Eddy had a tiring experience doing the Tyrolean as well. Similar to my experiences leading chimneys and offwidths, in this case one nice thing about being first across is that you can enjoy watching the follower suffer while you sit in comfort knowing that you’re already through the struggle >:-) I also couldn’t resist running over to where Anders was crouched down and taking a few shots of my own of Eddy’s crossing.
As we were pulling the rope there was suddenly a lot of friction. Eddy dropped the tail of the rope off the edge just as this was happening, and suddenly the rope completely stuck.
We pulled and pulled but the rope wouldn’t budge. This was a very bad situation leaving us with only a few options:
I broke out a Tibloc and tried pulling with a Z-pulley system. The rope barely moved but I could tell we’d tire ourselves out and I wasn’t sure if pulling was still such a good idea. I broke out another Tibloc and built a C-Pulley system on top of the Z-pulley system to give me a theoretical 6:1 advantage and tried pulling again. This time the rope moved pretty smoothly, although still with some resistance. Fortunately I could tell with the lighter pull that the tension didn’t increase as we pulled harder, so we figured it was safe to pull the rope through (it turns out the rope had somehow twisted at the anchor, forming a Klemheist knot at that end. We basically had to pull the rope through its own Klemheist knot).

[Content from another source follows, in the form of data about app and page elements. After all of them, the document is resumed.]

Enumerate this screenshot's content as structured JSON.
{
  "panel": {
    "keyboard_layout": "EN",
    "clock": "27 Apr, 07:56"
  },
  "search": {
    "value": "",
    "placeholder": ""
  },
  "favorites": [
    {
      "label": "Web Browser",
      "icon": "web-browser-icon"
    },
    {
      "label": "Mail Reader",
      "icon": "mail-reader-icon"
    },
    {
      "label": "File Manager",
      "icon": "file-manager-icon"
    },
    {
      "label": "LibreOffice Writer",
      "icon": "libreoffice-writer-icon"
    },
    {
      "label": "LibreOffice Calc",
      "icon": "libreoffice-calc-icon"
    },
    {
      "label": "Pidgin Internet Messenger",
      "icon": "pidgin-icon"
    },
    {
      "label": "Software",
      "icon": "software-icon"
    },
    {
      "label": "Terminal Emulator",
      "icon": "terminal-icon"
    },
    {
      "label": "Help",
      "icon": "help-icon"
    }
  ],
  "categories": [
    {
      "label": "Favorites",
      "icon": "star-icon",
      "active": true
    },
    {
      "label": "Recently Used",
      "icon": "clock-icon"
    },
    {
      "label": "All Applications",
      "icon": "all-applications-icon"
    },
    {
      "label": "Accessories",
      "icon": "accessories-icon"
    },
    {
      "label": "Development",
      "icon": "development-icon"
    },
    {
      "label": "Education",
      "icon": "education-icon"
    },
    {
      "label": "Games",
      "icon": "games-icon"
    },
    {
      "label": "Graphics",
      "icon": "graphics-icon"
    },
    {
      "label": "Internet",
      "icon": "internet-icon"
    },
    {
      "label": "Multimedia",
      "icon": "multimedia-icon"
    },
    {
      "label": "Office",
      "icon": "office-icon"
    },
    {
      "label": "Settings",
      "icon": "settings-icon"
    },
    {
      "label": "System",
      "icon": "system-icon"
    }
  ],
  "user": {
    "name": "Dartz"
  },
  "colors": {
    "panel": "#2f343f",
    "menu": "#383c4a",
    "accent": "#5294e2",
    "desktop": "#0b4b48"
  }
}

It took us an hour of hauling to pull the rope completely free (6:1 advantage means it takes 6 inches of hauling for 1 inch of raise. We got about 3 ft of hauling per ratchet), and at last we could finally start down just as the sun was setting on the horizon.
Although the day was much longer than expected, and not without a few clusters and ‘oopsies’, it was a superb day on the high granite walls of Yosemite. The climb was a big test for my head and not only did I manage to actually enjoy being on an extremely exposed Yosemite super classic, but now I feel confident that I do have what it takes to climb a big wall! I’m looking forward to the coming Spring.
 (pronounced ‘Jacob’ and stands for ‘Jesus-H-Christ-On-a-Bicycle’, which is what one would utter when seeing the cliff on their first bike ride up Big Cottonwood Canyon. Whether this was due to it being the first striking quartzite feature in the canyon or the first big hill climb of the long ride, I’m not sure.)
 I think part of this was due to the influence that my friend Tom Bennett had on me. During the brief time I knew him he was very inspirational in helping me to push myself. Since his death I have continued to attempt to embody his philosophy of pushing past one’s comfort zones and fully embracing life.
Since the hauling was reasonably easy with a 6:1 pulley system, and I've found there to be more resistance when hauling a free-hanging climber with a Z-C system (I have done this for practice), the force on the rope shouldn't have been much more than body weight + carabiner friction, which I think is much less than a lead fall? My main concern was sheath damage from the Tiblocs, but the rope sheath was fine and the core felt fine (no lumpy bits). A lot of the resistance seemed to be from the elasticity of the climbing rope. Once we passed the knot and started hauling on the static line, we were really able to haul the rest by hand at that point. Back